WHAT THE EXERCISE ASKS | From the entries that follow, copy every line with the word "align".

Web page and app entries
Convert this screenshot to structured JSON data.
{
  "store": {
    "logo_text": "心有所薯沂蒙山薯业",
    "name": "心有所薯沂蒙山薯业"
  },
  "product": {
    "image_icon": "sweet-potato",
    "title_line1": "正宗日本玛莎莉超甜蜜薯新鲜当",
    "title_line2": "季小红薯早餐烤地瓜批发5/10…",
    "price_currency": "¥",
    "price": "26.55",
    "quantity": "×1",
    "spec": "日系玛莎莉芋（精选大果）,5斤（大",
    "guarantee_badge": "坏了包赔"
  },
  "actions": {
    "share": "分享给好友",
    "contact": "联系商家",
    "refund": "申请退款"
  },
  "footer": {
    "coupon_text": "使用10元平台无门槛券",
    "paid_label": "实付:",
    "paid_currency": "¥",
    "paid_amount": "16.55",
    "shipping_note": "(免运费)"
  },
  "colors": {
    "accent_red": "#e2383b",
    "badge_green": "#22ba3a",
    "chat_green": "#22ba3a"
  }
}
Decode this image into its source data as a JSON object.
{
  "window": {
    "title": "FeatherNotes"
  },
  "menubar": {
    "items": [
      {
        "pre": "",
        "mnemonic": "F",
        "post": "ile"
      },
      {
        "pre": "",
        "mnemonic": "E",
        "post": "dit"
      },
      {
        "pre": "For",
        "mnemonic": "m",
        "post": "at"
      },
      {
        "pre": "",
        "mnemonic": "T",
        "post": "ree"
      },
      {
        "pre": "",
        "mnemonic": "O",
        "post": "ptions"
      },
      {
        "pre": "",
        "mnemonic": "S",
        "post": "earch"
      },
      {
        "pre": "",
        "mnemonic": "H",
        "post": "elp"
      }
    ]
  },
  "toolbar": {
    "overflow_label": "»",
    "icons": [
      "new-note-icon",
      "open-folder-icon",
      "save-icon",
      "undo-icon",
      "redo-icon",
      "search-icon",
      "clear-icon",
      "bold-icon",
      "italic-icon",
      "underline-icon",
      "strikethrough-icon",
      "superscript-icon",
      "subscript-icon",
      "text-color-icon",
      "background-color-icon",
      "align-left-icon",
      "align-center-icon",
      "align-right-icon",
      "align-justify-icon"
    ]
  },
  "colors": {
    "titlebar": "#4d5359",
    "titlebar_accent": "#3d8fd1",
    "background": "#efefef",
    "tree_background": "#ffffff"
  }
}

THE COMPLETED TASK |
      "align-left-icon",
      "align-center-icon",
      "align-right-icon",
      "align-justify-icon"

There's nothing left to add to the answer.